*TASK DIRECTIONS*: Show each line from the records below in which the word "this" occurs.

(Beginning of PROVIDED DATA)

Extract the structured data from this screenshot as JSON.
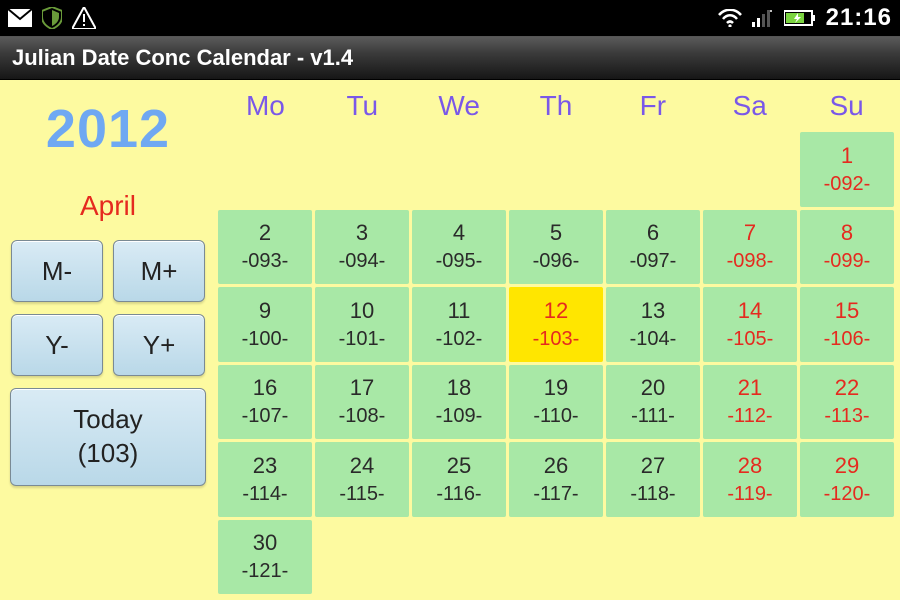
{
  "status_bar": {
    "time": "21:16",
    "icons": [
      "mail",
      "shield",
      "alert",
      "wifi",
      "signal",
      "battery-charging"
    ]
  },
  "window": {
    "title": "Julian Date Conc Calendar - v1.4"
  },
  "sidebar": {
    "year": "2012",
    "month": "April",
    "month_minus": "M-",
    "month_plus": "M+",
    "year_minus": "Y-",
    "year_plus": "Y+",
    "today_top": "Today",
    "today_bottom": "(103)"
  },
  "calendar": {
    "dow": [
      "Mo",
      "Tu",
      "We",
      "Th",
      "Fr",
      "Sa",
      "Su"
    ],
    "today_day": 12,
    "weeks": [
      [
        null,
        null,
        null,
        null,
        null,
        null,
        {
          "d": 1,
          "j": "-092-"
        }
      ],
      [
        {
          "d": 2,
          "j": "-093-"
        },
        {
          "d": 3,
          "j": "-094-"
        },
        {
          "d": 4,
          "j": "-095-"
        },
        {
          "d": 5,
          "j": "-096-"
        },
        {
          "d": 6,
          "j": "-097-"
        },
        {
          "d": 7,
          "j": "-098-"
        },
        {
          "d": 8,
          "j": "-099-"
        }
      ],
      [
        {
          "d": 9,
          "j": "-100-"
        },
        {
          "d": 10,
          "j": "-101-"
        },
        {
          "d": 11,
          "j": "-102-"
        },
        {
          "d": 12,
          "j": "-103-"
        },
        {
          "d": 13,
          "j": "-104-"
        },
        {
          "d": 14,
          "j": "-105-"
        },
        {
          "d": 15,
          "j": "-106-"
        }
      ],
      [
        {
          "d": 16,
          "j": "-107-"
        },
        {
          "d": 17,
          "j": "-108-"
        },
        {
          "d": 18,
          "j": "-109-"
        },
        {
          "d": 19,
          "j": "-110-"
        },
        {
          "d": 20,
          "j": "-111-"
        },
        {
          "d": 21,
          "j": "-112-"
        },
        {
          "d": 22,
          "j": "-113-"
        }
      ],
      [
        {
          "d": 23,
          "j": "-114-"
        },
        {
          "d": 24,
          "j": "-115-"
        },
        {
          "d": 25,
          "j": "-116-"
        },
        {
          "d": 26,
          "j": "-117-"
        },
        {
          "d": 27,
          "j": "-118-"
        },
        {
          "d": 28,
          "j": "-119-"
        },
        {
          "d": 29,
          "j": "-120-"
        }
      ],
      [
        {
          "d": 30,
          "j": "-121-"
        },
        null,
        null,
        null,
        null,
        null,
        null
      ]
    ]
  }
}
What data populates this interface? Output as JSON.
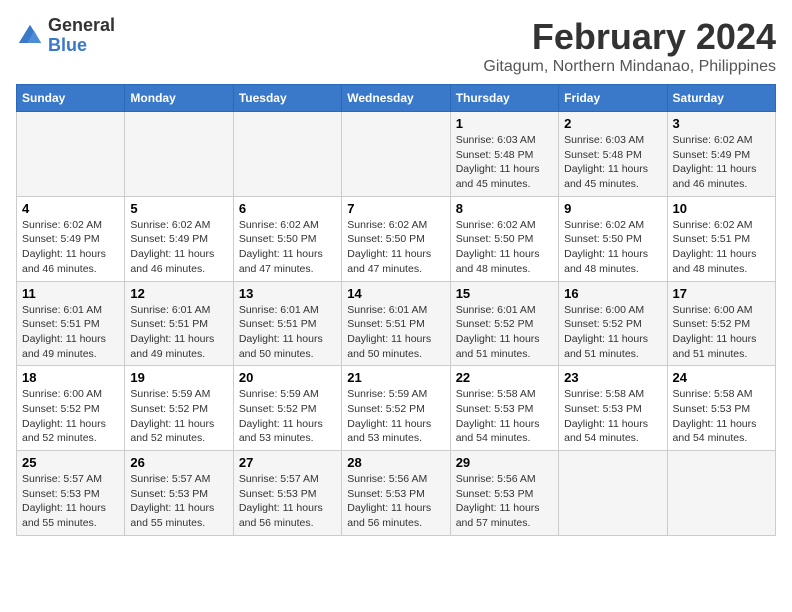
{
  "logo": {
    "line1": "General",
    "line2": "Blue"
  },
  "title": "February 2024",
  "subtitle": "Gitagum, Northern Mindanao, Philippines",
  "days_of_week": [
    "Sunday",
    "Monday",
    "Tuesday",
    "Wednesday",
    "Thursday",
    "Friday",
    "Saturday"
  ],
  "weeks": [
    [
      {
        "day": "",
        "info": ""
      },
      {
        "day": "",
        "info": ""
      },
      {
        "day": "",
        "info": ""
      },
      {
        "day": "",
        "info": ""
      },
      {
        "day": "1",
        "info": "Sunrise: 6:03 AM\nSunset: 5:48 PM\nDaylight: 11 hours and 45 minutes."
      },
      {
        "day": "2",
        "info": "Sunrise: 6:03 AM\nSunset: 5:48 PM\nDaylight: 11 hours and 45 minutes."
      },
      {
        "day": "3",
        "info": "Sunrise: 6:02 AM\nSunset: 5:49 PM\nDaylight: 11 hours and 46 minutes."
      }
    ],
    [
      {
        "day": "4",
        "info": "Sunrise: 6:02 AM\nSunset: 5:49 PM\nDaylight: 11 hours and 46 minutes."
      },
      {
        "day": "5",
        "info": "Sunrise: 6:02 AM\nSunset: 5:49 PM\nDaylight: 11 hours and 46 minutes."
      },
      {
        "day": "6",
        "info": "Sunrise: 6:02 AM\nSunset: 5:50 PM\nDaylight: 11 hours and 47 minutes."
      },
      {
        "day": "7",
        "info": "Sunrise: 6:02 AM\nSunset: 5:50 PM\nDaylight: 11 hours and 47 minutes."
      },
      {
        "day": "8",
        "info": "Sunrise: 6:02 AM\nSunset: 5:50 PM\nDaylight: 11 hours and 48 minutes."
      },
      {
        "day": "9",
        "info": "Sunrise: 6:02 AM\nSunset: 5:50 PM\nDaylight: 11 hours and 48 minutes."
      },
      {
        "day": "10",
        "info": "Sunrise: 6:02 AM\nSunset: 5:51 PM\nDaylight: 11 hours and 48 minutes."
      }
    ],
    [
      {
        "day": "11",
        "info": "Sunrise: 6:01 AM\nSunset: 5:51 PM\nDaylight: 11 hours and 49 minutes."
      },
      {
        "day": "12",
        "info": "Sunrise: 6:01 AM\nSunset: 5:51 PM\nDaylight: 11 hours and 49 minutes."
      },
      {
        "day": "13",
        "info": "Sunrise: 6:01 AM\nSunset: 5:51 PM\nDaylight: 11 hours and 50 minutes."
      },
      {
        "day": "14",
        "info": "Sunrise: 6:01 AM\nSunset: 5:51 PM\nDaylight: 11 hours and 50 minutes."
      },
      {
        "day": "15",
        "info": "Sunrise: 6:01 AM\nSunset: 5:52 PM\nDaylight: 11 hours and 51 minutes."
      },
      {
        "day": "16",
        "info": "Sunrise: 6:00 AM\nSunset: 5:52 PM\nDaylight: 11 hours and 51 minutes."
      },
      {
        "day": "17",
        "info": "Sunrise: 6:00 AM\nSunset: 5:52 PM\nDaylight: 11 hours and 51 minutes."
      }
    ],
    [
      {
        "day": "18",
        "info": "Sunrise: 6:00 AM\nSunset: 5:52 PM\nDaylight: 11 hours and 52 minutes."
      },
      {
        "day": "19",
        "info": "Sunrise: 5:59 AM\nSunset: 5:52 PM\nDaylight: 11 hours and 52 minutes."
      },
      {
        "day": "20",
        "info": "Sunrise: 5:59 AM\nSunset: 5:52 PM\nDaylight: 11 hours and 53 minutes."
      },
      {
        "day": "21",
        "info": "Sunrise: 5:59 AM\nSunset: 5:52 PM\nDaylight: 11 hours and 53 minutes."
      },
      {
        "day": "22",
        "info": "Sunrise: 5:58 AM\nSunset: 5:53 PM\nDaylight: 11 hours and 54 minutes."
      },
      {
        "day": "23",
        "info": "Sunrise: 5:58 AM\nSunset: 5:53 PM\nDaylight: 11 hours and 54 minutes."
      },
      {
        "day": "24",
        "info": "Sunrise: 5:58 AM\nSunset: 5:53 PM\nDaylight: 11 hours and 54 minutes."
      }
    ],
    [
      {
        "day": "25",
        "info": "Sunrise: 5:57 AM\nSunset: 5:53 PM\nDaylight: 11 hours and 55 minutes."
      },
      {
        "day": "26",
        "info": "Sunrise: 5:57 AM\nSunset: 5:53 PM\nDaylight: 11 hours and 55 minutes."
      },
      {
        "day": "27",
        "info": "Sunrise: 5:57 AM\nSunset: 5:53 PM\nDaylight: 11 hours and 56 minutes."
      },
      {
        "day": "28",
        "info": "Sunrise: 5:56 AM\nSunset: 5:53 PM\nDaylight: 11 hours and 56 minutes."
      },
      {
        "day": "29",
        "info": "Sunrise: 5:56 AM\nSunset: 5:53 PM\nDaylight: 11 hours and 57 minutes."
      },
      {
        "day": "",
        "info": ""
      },
      {
        "day": "",
        "info": ""
      }
    ]
  ]
}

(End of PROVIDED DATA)

*WRITTEN SOLUTION*:
Extract the structured data from this screenshot as JSON.
What data populates this interface? Output as JSON.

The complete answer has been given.